— TASK OBJECTIVE —
Wherever "Connectivity" appears in the records below, copy the line that holds it.
• • •
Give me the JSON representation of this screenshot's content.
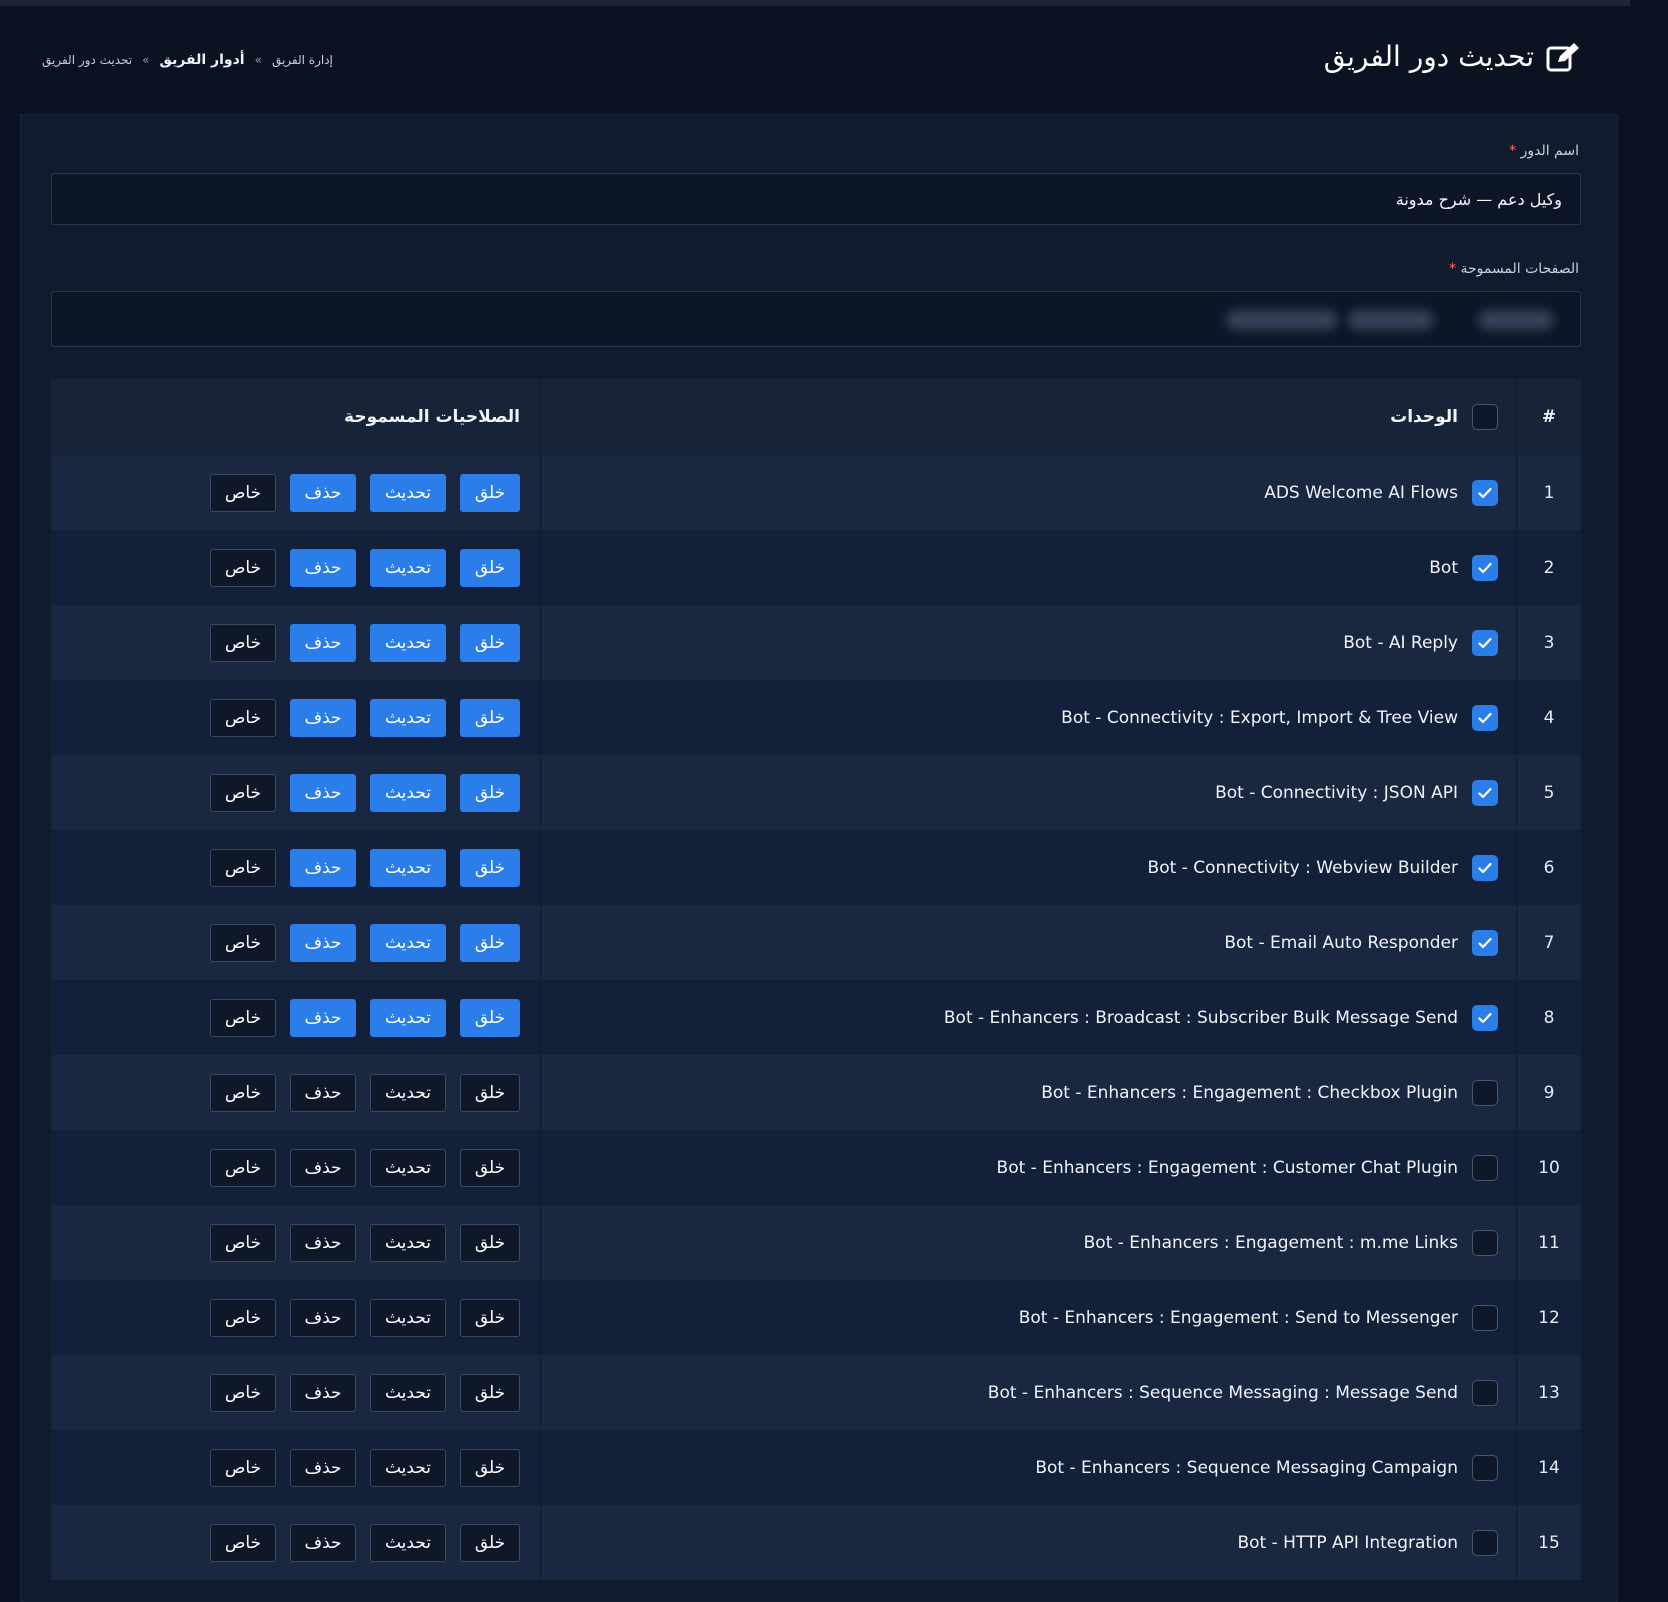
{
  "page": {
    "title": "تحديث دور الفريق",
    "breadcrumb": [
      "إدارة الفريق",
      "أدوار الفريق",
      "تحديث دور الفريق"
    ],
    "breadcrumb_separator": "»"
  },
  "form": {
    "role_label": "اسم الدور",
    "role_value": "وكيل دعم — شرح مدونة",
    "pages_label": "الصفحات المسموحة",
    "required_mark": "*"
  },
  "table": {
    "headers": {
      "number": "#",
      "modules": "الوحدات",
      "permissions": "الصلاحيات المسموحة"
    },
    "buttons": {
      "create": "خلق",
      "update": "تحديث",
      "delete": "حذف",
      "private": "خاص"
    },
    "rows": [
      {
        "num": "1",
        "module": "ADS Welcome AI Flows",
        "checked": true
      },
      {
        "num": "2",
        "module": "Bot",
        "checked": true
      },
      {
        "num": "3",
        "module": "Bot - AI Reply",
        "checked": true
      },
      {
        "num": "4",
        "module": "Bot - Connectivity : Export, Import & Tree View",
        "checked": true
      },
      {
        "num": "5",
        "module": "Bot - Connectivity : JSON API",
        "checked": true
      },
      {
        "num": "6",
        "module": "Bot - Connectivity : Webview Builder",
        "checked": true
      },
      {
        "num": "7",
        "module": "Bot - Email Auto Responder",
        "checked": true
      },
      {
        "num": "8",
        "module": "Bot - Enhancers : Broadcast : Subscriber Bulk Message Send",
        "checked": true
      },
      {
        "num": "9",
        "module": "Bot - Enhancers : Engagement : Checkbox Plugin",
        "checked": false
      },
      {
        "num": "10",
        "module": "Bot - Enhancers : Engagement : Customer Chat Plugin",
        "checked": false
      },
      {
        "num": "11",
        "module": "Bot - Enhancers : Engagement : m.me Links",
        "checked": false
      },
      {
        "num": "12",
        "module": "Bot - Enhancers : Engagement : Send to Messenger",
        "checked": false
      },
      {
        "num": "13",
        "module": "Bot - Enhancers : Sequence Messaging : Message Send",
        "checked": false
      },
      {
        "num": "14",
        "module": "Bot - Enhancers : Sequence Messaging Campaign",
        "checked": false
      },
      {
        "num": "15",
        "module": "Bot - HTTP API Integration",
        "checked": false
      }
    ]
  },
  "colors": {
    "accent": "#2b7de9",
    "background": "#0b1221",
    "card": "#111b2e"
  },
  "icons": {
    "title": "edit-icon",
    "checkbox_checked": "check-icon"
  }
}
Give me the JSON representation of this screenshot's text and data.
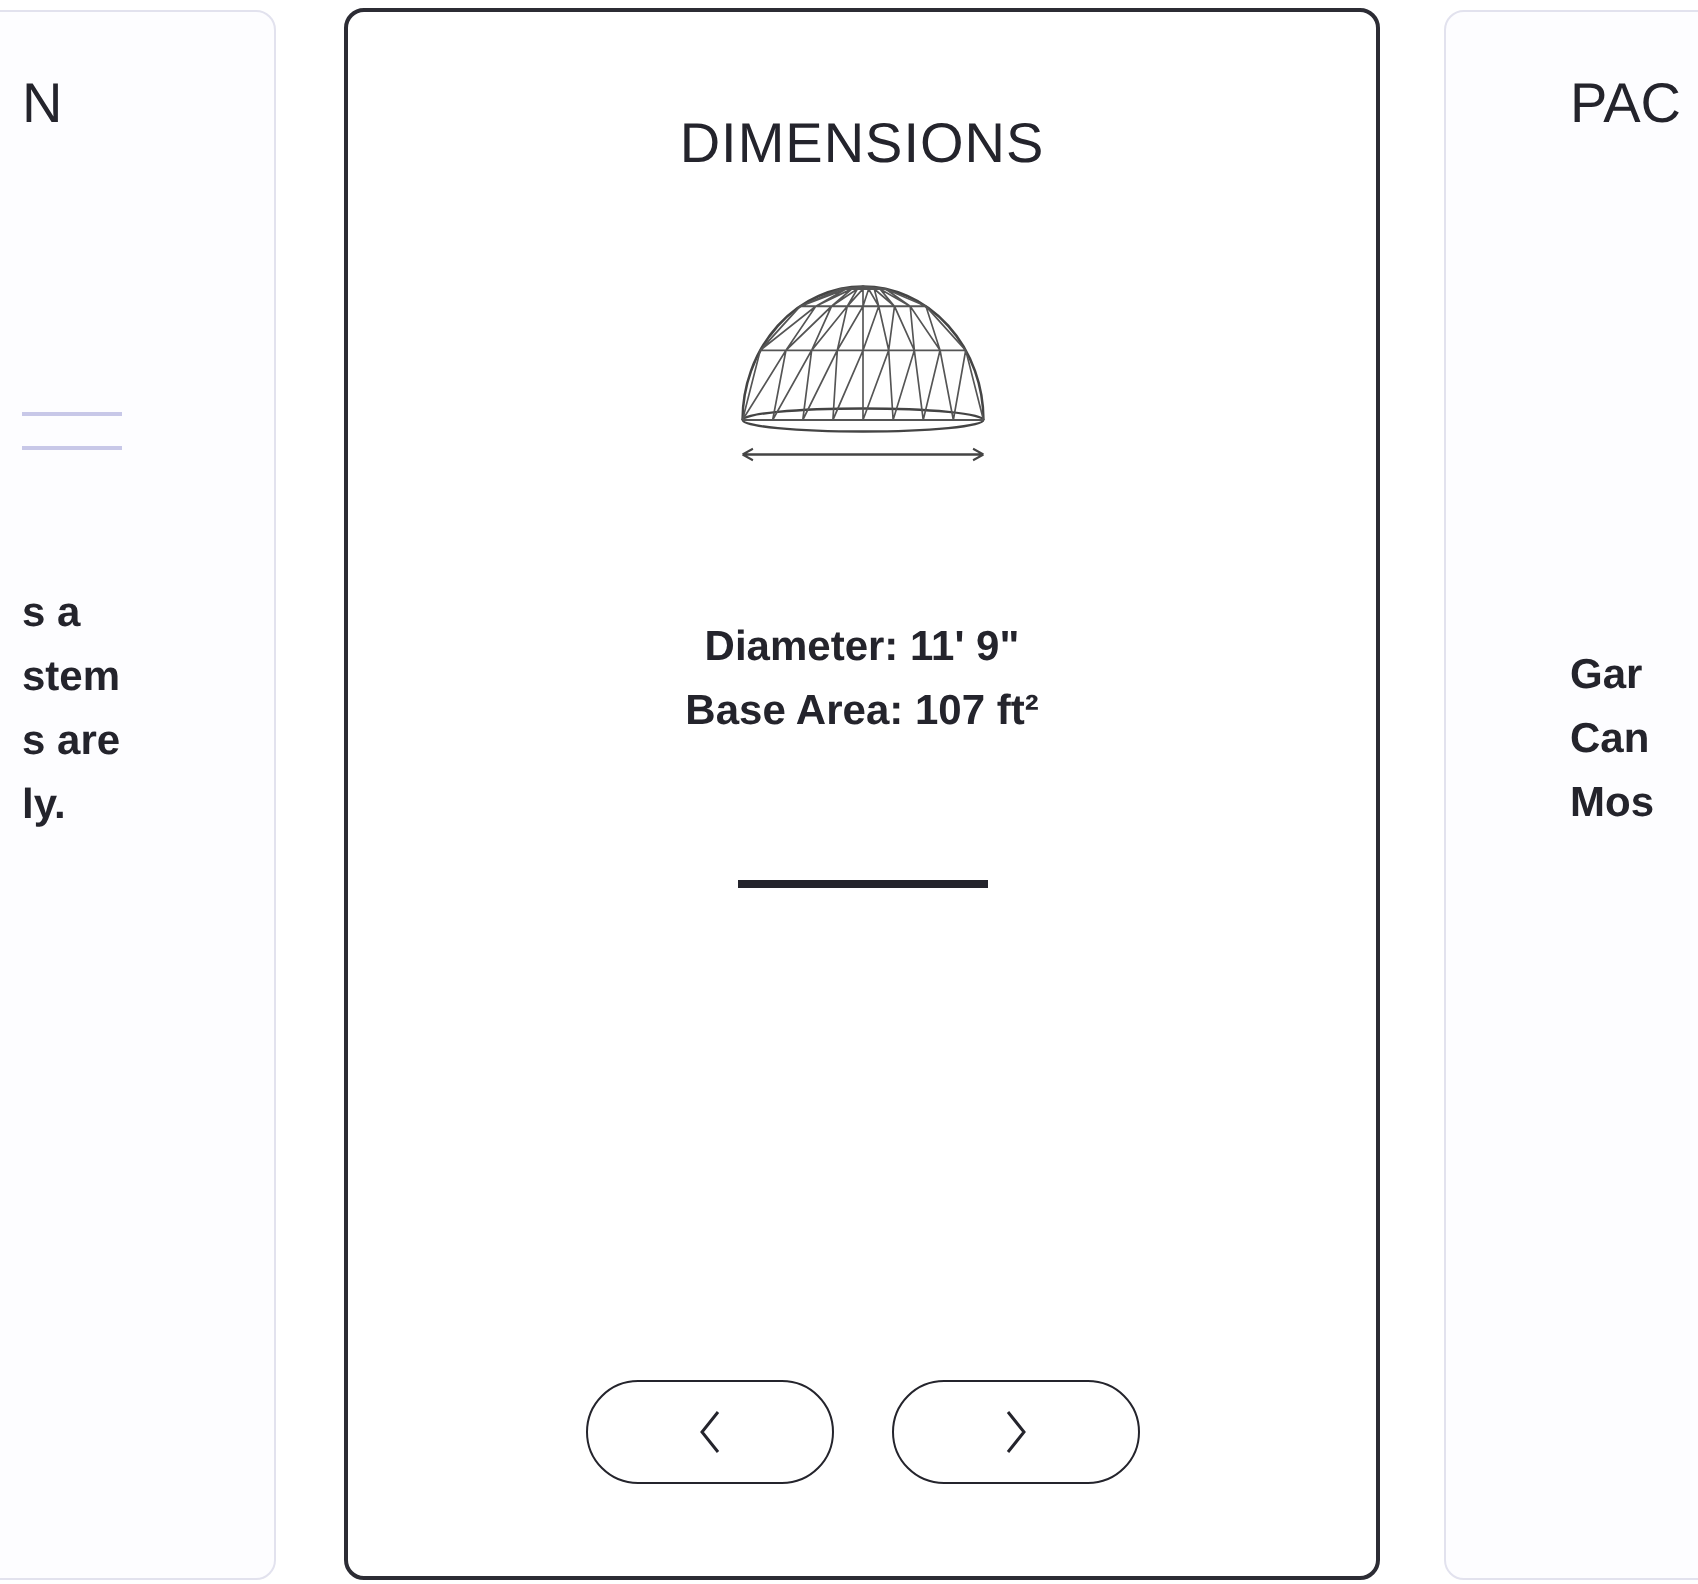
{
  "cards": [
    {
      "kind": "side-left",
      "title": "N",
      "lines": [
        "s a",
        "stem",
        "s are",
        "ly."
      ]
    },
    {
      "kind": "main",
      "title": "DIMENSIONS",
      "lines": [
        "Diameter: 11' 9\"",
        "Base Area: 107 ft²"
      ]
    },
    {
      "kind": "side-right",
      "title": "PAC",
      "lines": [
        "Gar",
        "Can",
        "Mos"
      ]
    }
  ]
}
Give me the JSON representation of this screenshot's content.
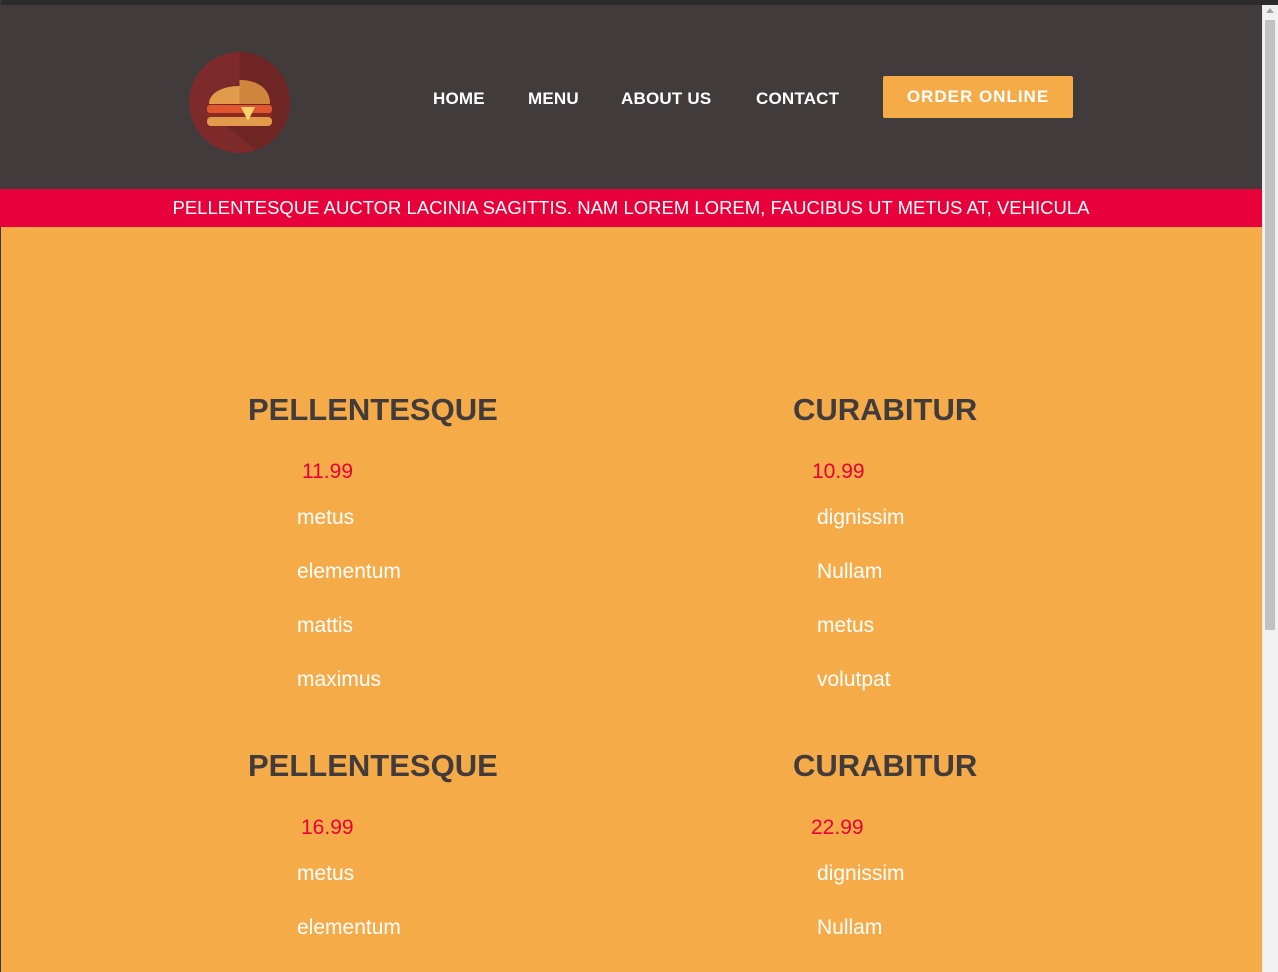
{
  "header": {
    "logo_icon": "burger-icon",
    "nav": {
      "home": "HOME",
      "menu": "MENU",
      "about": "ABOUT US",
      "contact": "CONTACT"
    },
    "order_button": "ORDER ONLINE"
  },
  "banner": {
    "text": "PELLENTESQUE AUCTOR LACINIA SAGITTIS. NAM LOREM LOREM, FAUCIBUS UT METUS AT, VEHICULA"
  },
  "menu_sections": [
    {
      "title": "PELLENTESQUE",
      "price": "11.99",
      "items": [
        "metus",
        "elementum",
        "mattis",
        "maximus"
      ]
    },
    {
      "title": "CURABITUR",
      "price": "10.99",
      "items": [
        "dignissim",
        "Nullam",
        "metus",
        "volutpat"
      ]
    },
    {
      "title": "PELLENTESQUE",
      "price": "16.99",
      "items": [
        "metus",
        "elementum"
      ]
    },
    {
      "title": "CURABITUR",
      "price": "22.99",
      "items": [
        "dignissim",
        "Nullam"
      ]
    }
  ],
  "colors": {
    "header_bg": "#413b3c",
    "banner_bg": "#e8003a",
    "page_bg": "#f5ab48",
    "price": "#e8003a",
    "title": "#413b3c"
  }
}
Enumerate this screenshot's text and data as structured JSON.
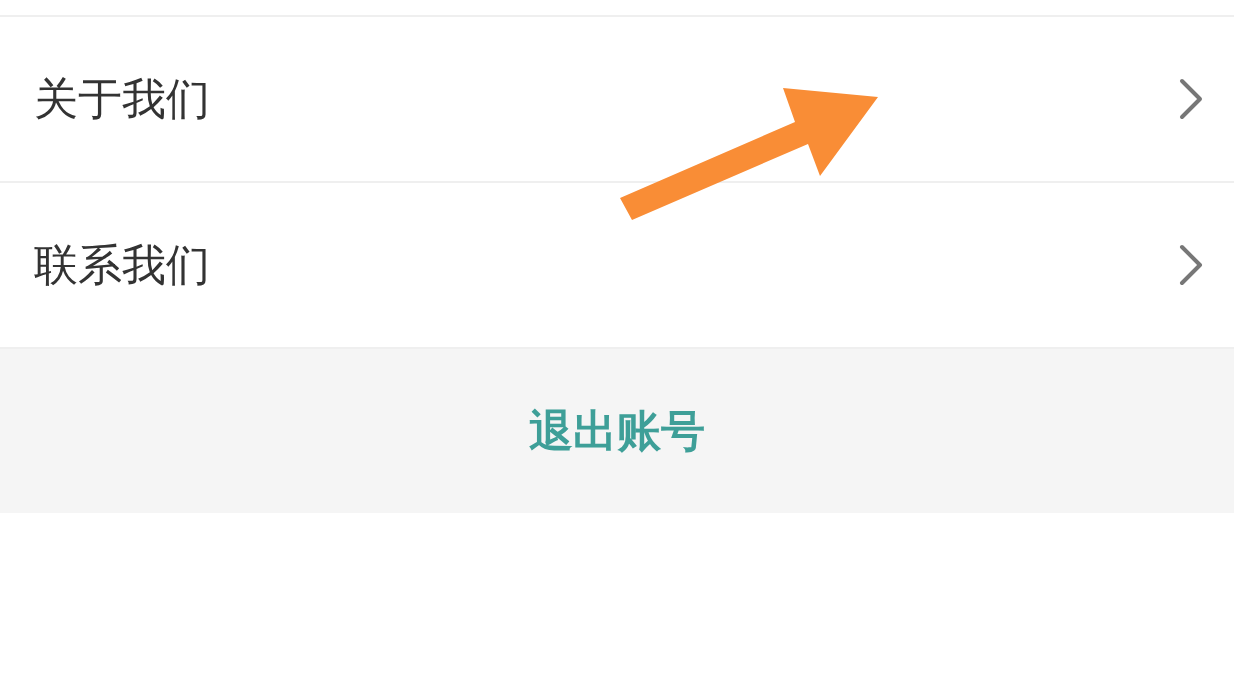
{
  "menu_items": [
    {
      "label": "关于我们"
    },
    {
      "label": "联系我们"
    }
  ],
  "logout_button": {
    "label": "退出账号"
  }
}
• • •
— FINAL ANSWER —
        "module": "Bot - Connectivity : Export, Import & Tree View",
        "module": "Bot - Connectivity : JSON API",
        "module": "Bot - Connectivity : Webview Builder",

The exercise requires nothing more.